The three of them looked up at the newcomer. They’d never seen him before; he wasn’t even dressed the same way most were in this part of the city. But he was handsome enough.
“All right,” Anna said. “Do you know the story?”
“You mean the prince and the beggar girl?” the boy asked. “Of course.”
“And Rafe can be the dragon, and Bran can be the evil wizard,” Anna added.
“There’s no dragon or wizard in that story,” the boy pointed out.
“There is in one of my mother’s versions,” she told him, settling the issue.
So the beggar girl, prince, dragon, and evil wizard embarked on a perilous quest that took them to nearly every corner of Lelian. The game went on all afternoon, and it would have ended perfectly if it hadn’t taken them to the wealthier part of the city.
When the prince was about to take the beggar girl away to his castle, a group of boys burst into the street from an alley between buildings. They were pretending to duel with long sticks, but stopped when they saw the band of adventurers.
“Constantine,” one called, “so you’ve decided to have fun with riffraff instead of us?”
The other boys started laughing, but Anna didn’t see what was so funny.
“Is that your new girl?” the first boy asked, pointing at her with his sword-stick. “Is she going to be your princess? Were you going to marry her?”
“No,” the boy named Constantine snapped defensively.

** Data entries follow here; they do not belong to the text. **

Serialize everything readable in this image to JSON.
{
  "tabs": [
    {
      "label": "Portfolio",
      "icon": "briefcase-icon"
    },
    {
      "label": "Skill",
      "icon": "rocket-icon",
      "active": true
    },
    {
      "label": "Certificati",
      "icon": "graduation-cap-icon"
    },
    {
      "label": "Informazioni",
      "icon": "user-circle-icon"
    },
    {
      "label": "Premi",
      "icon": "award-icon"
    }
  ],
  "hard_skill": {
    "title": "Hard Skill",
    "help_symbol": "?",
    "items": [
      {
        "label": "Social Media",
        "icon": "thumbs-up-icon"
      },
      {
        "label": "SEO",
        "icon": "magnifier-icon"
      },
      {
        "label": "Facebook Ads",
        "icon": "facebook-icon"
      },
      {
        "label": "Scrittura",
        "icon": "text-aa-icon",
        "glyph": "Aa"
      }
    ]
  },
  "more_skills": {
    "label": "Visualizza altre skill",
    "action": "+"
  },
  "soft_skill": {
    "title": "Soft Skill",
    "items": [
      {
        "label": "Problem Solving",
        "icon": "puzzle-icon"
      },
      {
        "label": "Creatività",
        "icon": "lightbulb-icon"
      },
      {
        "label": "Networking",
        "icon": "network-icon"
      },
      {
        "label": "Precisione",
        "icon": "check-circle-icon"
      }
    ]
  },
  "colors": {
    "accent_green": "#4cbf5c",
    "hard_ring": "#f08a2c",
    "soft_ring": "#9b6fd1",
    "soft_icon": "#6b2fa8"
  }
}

“I’ll bet you were,” the other boy taunted. “You were going to rule over all the peasants of the land with a beggar queen.”
Now Anna felt the sting of the boy’s words. So did Bran and Rafe, and they both wore sour expressions. None of them were beggars, but the new boys were evidently born into privileged families and didn’t make the distinction. Constantine was insulted as well, but for a different reason. He was a proud boy who simply despised being teased. “You keep quiet, Aglovale,” he cried, “or I’ll hit you so hard—“
Aglovale laughed and swung his stick. “Do your worst.”
With that, the boys disappeared.
Anna turned to Constantine and said, “Don’t let them bother you, they’re just bullies.”
Constantine, however, had suffered too severe a blow. He stormed off in a different direction, brushing between them all and pushing Anna so hard she fell sideways into a puddle of mud and muck.
“Hey!” Bran shouted. “You leave my sister alone, you hear me? Next time I see you, I’ll give you a beating you’ll remember when you’re an old man!”
It didn’t matter that they would probably never see Constantine again; Anna felt slightly better that her brother had taken up for her, but it couldn’t entirely banish the hurt of being so roughly shoved and the shame of being so filthy.
Rafe held out his hand and helped her to her feet. She wiped the mud from her face and tried not to cry as Bran put his arm around her shoulders and led her back home. “I’m sorry, Anna,” he said, “but that’s what really happens. The prince pushes the beggar girl into the mud.”
Anna held back her tears until they reached the other side of the city. She held them until she couldn’t hold them anymore, and when she finally started crying, they ran down her face leaving clean patches on her cheeks.
There it is! Off to a good start, you think? Gotta get back to work now!